Note: If you are behind a NAT (typical home router setup), use your local IPv4 address for Client_IPv4_Address, e.g. 192.168.0.2.
/etc/systemd/system/he-ipv6.service
[Unit]
Description=he.net IPv6 tunnel
After=network.target

[Service]
Type=oneshot
RemainAfterExit=yes
ExecStart=/usr/bin/ip tunnel add he-ipv6 mode sit remote Server_IPv4_Address local Client_IPv4_Address ttl 255
ExecStart=/usr/bin/ip link set he-ipv6 up mtu 1480
ExecStart=/usr/bin/ip addr add Client_IPv6_Address dev he-ipv6
ExecStart=/usr/bin/ip -6 route add ::/0 dev he-ipv6
ExecStop=/usr/bin/ip -6 route del ::/0 dev he-ipv6
ExecStop=/usr/bin/ip link set he-ipv6 down
ExecStop=/usr/bin/ip tunnel del he-ipv6

[Install]
WantedBy=multi-user.target

Then start/enable he-ipv6.service.

systemd-networkd

If systemd-networkd handles your network connections, it's probably a better idea to let it handle tunnel broker too (instead of using a .service file).

/etc/systemd/network/he-tunnel.netdev
[Match]
 
[NetDev]
Name=he-ipv6
Kind=sit
MTUBytes=1480
 
[Tunnel]
Local=<local IPv4>
Remote=<tunnel endpoint>
TTL=255
/etc/systemd/network/he-tunnel.network
[Match]
Name=he-ipv6
 
[Network]
Address=<local IPv6>
Gateway=<IPv6 gateway>
DNS=2001:4860:4860::8888
DNS=2001:4860:4860::8844

And, add this line to [Network] section of your default Internet connection .network file:

Tunnel=he-ipv6

Using the tunneling with dynamic IPv4 IP

The simplest way of using tunelling with a dynamic IPv4 IP is to set up a cronjob that is going to periodically update your current address. To do that open crontab -e and add, in a new line:

*/10 * * * * wget -O /dev/null https://USERNAME:PASSWORD@ipv4.tunnelbroker.net/ipv4_end.php?tid=TUNNELID >> /dev/null 2>&1

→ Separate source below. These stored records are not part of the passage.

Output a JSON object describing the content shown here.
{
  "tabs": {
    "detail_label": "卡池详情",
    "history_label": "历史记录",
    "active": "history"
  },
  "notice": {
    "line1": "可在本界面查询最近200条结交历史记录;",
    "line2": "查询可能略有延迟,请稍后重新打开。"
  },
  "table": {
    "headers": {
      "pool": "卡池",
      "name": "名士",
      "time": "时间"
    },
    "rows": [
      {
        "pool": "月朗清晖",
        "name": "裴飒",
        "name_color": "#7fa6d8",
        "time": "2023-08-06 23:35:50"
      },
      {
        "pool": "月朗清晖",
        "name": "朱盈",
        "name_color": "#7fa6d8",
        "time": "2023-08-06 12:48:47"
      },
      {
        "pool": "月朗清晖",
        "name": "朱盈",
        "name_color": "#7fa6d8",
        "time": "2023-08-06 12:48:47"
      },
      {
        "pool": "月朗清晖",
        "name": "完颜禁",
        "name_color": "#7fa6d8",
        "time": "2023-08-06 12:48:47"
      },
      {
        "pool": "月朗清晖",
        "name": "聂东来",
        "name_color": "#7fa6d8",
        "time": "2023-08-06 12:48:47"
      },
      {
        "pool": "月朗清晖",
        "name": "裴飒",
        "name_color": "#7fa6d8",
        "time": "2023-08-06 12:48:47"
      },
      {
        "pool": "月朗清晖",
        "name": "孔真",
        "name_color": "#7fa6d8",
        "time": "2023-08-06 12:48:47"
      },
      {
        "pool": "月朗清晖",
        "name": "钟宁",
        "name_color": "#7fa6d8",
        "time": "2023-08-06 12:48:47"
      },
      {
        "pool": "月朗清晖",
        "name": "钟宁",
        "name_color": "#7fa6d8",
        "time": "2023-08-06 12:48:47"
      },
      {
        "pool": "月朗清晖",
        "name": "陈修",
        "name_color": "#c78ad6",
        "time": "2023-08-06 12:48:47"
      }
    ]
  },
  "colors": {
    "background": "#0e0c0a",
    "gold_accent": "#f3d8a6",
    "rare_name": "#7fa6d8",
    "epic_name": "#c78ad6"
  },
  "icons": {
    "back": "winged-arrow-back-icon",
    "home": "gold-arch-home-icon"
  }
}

Which should also make wget quiet and not bothering you with emails about its activity. Please replace USERNAME, PASSWORD and TUNNELID by the details of your account and tunnel. I would recommend running the command on its own first, to check if it works. To do that run:

wget https://USERNAME:PASSWORD@ipv4.tunnelbroker.net/ipv4_end.php?tid=TUNNELID